YOUR TASK >> In the records that follow, count the lines where the string "title" appears, and give the count with nothing added.

DATA EXTRACT >>

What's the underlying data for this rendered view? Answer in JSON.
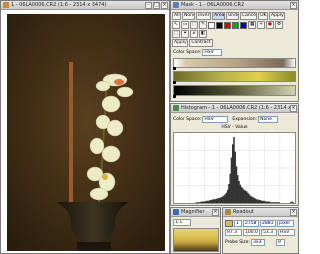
{
  "image_window": {
    "title": "1 - 06LA0006.CR2 (1:6 - 2314 x 3474)"
  },
  "mask_window": {
    "title": "Mask - 1 - 06LA0006.CR2",
    "toolbar_buttons": [
      "All",
      "None",
      "Invert",
      "Area",
      "Undo",
      "Cancel",
      "OK",
      "Apply"
    ],
    "tabs": [
      "Apply",
      "Contract"
    ],
    "color_space_label": "Color Space:",
    "color_space_value": "HSV"
  },
  "histogram_window": {
    "title": "Histogram - 1 - 06LA0006.CR2 (1:6 - 2314 x",
    "color_space_label": "Color Space:",
    "color_space_value": "HSV",
    "expansion_label": "Expansion:",
    "expansion_value": "None",
    "channel_label": "HSV - Value"
  },
  "magnifier_window": {
    "title": "Magnifier",
    "zoom_value": "1:1"
  },
  "readout_window": {
    "title": "Readout",
    "values_row1": [
      "1",
      "2758",
      "2881",
      "pixel"
    ],
    "values_row2": [
      "97.3",
      "100.0",
      "53.3",
      "HSV"
    ],
    "probe_label": "Probe Size:",
    "probe_value": "3x3",
    "last_value": "9"
  },
  "colors": {
    "image_background": "#3e2c14",
    "flower": "#eeeec8",
    "vase": "#2c2418",
    "swatch_red": "#dd0000",
    "swatch_green": "#00aa00",
    "swatch_blue": "#0000cc",
    "histogram_bg": "#ffffff",
    "magnifier_fill": "#d7bf4d"
  },
  "histogram_profile": [
    0,
    0,
    0,
    0,
    0,
    0,
    0,
    0,
    0,
    0,
    0,
    0,
    0,
    0,
    0,
    0,
    0,
    1,
    1,
    1,
    1,
    2,
    2,
    2,
    2,
    3,
    3,
    3,
    4,
    4,
    5,
    5,
    5,
    6,
    6,
    7,
    7,
    8,
    9,
    10,
    12,
    14,
    18,
    26,
    40,
    62,
    80,
    90,
    70,
    50,
    38,
    30,
    25,
    22,
    20,
    18,
    17,
    16,
    14,
    12,
    10,
    9,
    8,
    7,
    6,
    5,
    5,
    4,
    4,
    3,
    3,
    3,
    2,
    2,
    2,
    2,
    1,
    1,
    1,
    1,
    1,
    1,
    1,
    1,
    0,
    0,
    0,
    0,
    0,
    0,
    0,
    0,
    1,
    2,
    1,
    0
  ]
}
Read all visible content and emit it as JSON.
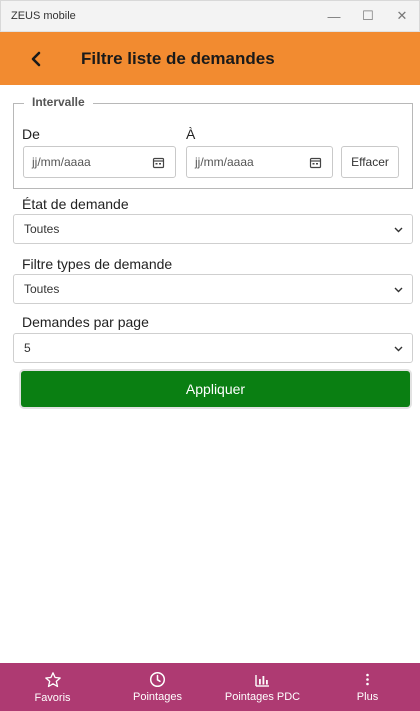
{
  "window": {
    "title": "ZEUS mobile",
    "minimize": "—",
    "maximize": "☐",
    "close": "✕"
  },
  "header": {
    "title": "Filtre liste de demandes"
  },
  "interval": {
    "legend": "Intervalle",
    "from_label": "De",
    "to_label": "À",
    "from_placeholder": "jj/mm/aaaa",
    "to_placeholder": "jj/mm/aaaa",
    "clear_label": "Effacer"
  },
  "state": {
    "label": "État de demande",
    "value": "Toutes"
  },
  "types": {
    "label": "Filtre types de demande",
    "value": "Toutes"
  },
  "per_page": {
    "label": "Demandes par page",
    "value": "5"
  },
  "apply_label": "Appliquer",
  "nav": [
    {
      "label": "Favoris",
      "icon": "star-icon"
    },
    {
      "label": "Pointages",
      "icon": "clock-icon"
    },
    {
      "label": "Pointages PDC",
      "icon": "bar-chart-icon"
    },
    {
      "label": "Plus",
      "icon": "more-vertical-icon"
    }
  ],
  "colors": {
    "header": "#f28b30",
    "apply": "#0a7f12",
    "nav": "#ae3a72"
  }
}
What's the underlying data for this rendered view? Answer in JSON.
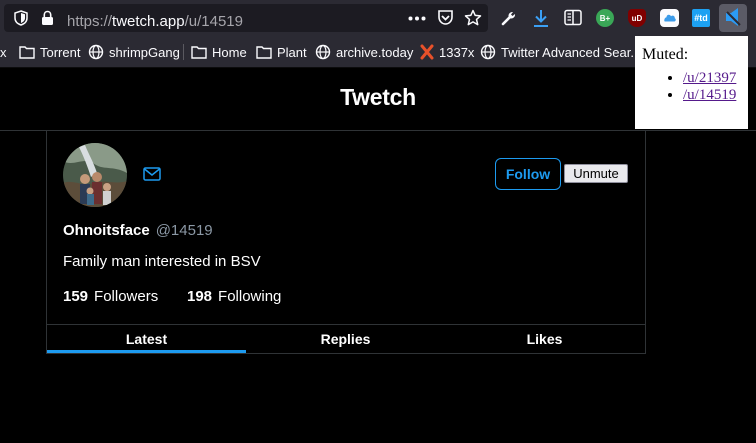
{
  "browser": {
    "url_scheme": "https://",
    "url_host": "twetch.app",
    "url_path": "/u/14519",
    "bookmarks": [
      {
        "label": "x",
        "icon": "none"
      },
      {
        "label": "Torrent",
        "icon": "folder-icon"
      },
      {
        "label": "shrimpGang",
        "icon": "globe-icon"
      },
      {
        "label": "Home",
        "icon": "folder-icon"
      },
      {
        "label": "Plant",
        "icon": "folder-icon"
      },
      {
        "label": "archive.today",
        "icon": "globe-icon"
      },
      {
        "label": "1337x",
        "icon": "x-logo-icon"
      },
      {
        "label": "Twitter Advanced Sear...",
        "icon": "globe-icon"
      }
    ],
    "extensions": [
      {
        "name": "wrench-icon"
      },
      {
        "name": "download-icon"
      },
      {
        "name": "reader-view-icon"
      },
      {
        "name": "b-plus-extension-icon",
        "label": "B+",
        "color": "#3aa757"
      },
      {
        "name": "ublock-origin-icon",
        "label": "uD",
        "color": "#800000"
      },
      {
        "name": "icloud-icon"
      },
      {
        "name": "tweetdeck-icon",
        "label": "#td",
        "color": "#1da1f2"
      },
      {
        "name": "mute-extension-icon"
      }
    ]
  },
  "site": {
    "title": "Twetch"
  },
  "profile": {
    "display_name": "Ohnoitsface",
    "handle": "@14519",
    "bio": "Family man interested in BSV",
    "followers_count": "159",
    "followers_label": "Followers",
    "following_count": "198",
    "following_label": "Following",
    "follow_label": "Follow",
    "unmute_label": "Unmute"
  },
  "tabs": [
    {
      "label": "Latest",
      "active": true
    },
    {
      "label": "Replies",
      "active": false
    },
    {
      "label": "Likes",
      "active": false
    }
  ],
  "muted_popup": {
    "title": "Muted:",
    "items": [
      "/u/21397",
      "/u/14519"
    ]
  },
  "colors": {
    "accent": "#1d9bf0",
    "background": "#000000",
    "chrome": "#2b2a33"
  }
}
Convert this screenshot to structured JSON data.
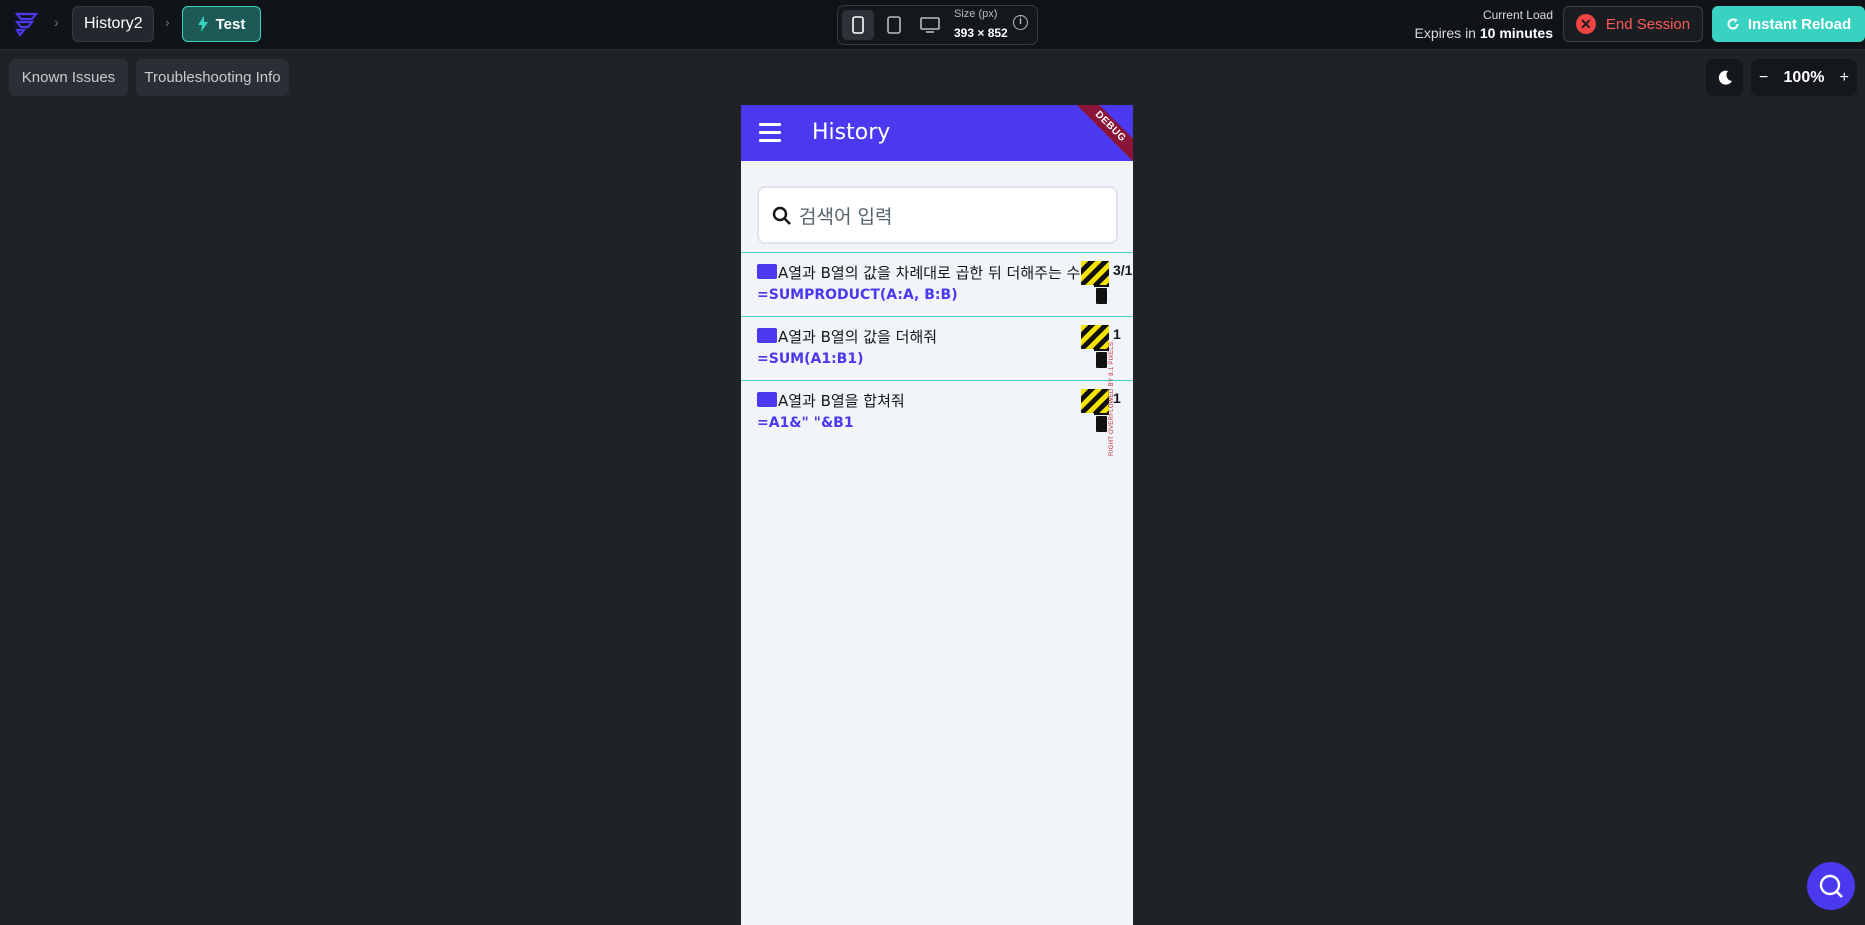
{
  "topbar": {
    "project_name": "History2",
    "test_label": "Test",
    "size_label": "Size (px)",
    "size_value": "393 × 852",
    "load_label": "Current Load",
    "expires_prefix": "Expires in",
    "expires_value": "10 minutes",
    "end_session_label": "End Session",
    "instant_reload_label": "Instant Reload"
  },
  "toolbar": {
    "known_issues_label": "Known Issues",
    "troubleshooting_label": "Troubleshooting Info",
    "zoom_value": "100%"
  },
  "app": {
    "title": "History",
    "debug_label": "DEBUG",
    "search_placeholder": "검색어 입력",
    "overflow_warning": "RIGHT OVERFLOWED BY 8.1 PIXELS",
    "items": [
      {
        "question": "A열과 B열의 값을 차례대로 곱한 뒤 더해주는 수",
        "formula": "=SUMPRODUCT(A:A, B:B)",
        "date": "3/1"
      },
      {
        "question": "A열과 B열의 값을 더해줘",
        "formula": "=SUM(A1:B1)",
        "date": "1"
      },
      {
        "question": "A열과 B열을 합쳐줘",
        "formula": "=A1&\" \"&B1",
        "date": "1"
      }
    ]
  },
  "colors": {
    "primary": "#4b39ef",
    "accent": "#39d2c0",
    "danger": "#ef4444",
    "background": "#1f2328"
  }
}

TASK OUTPUT >> 10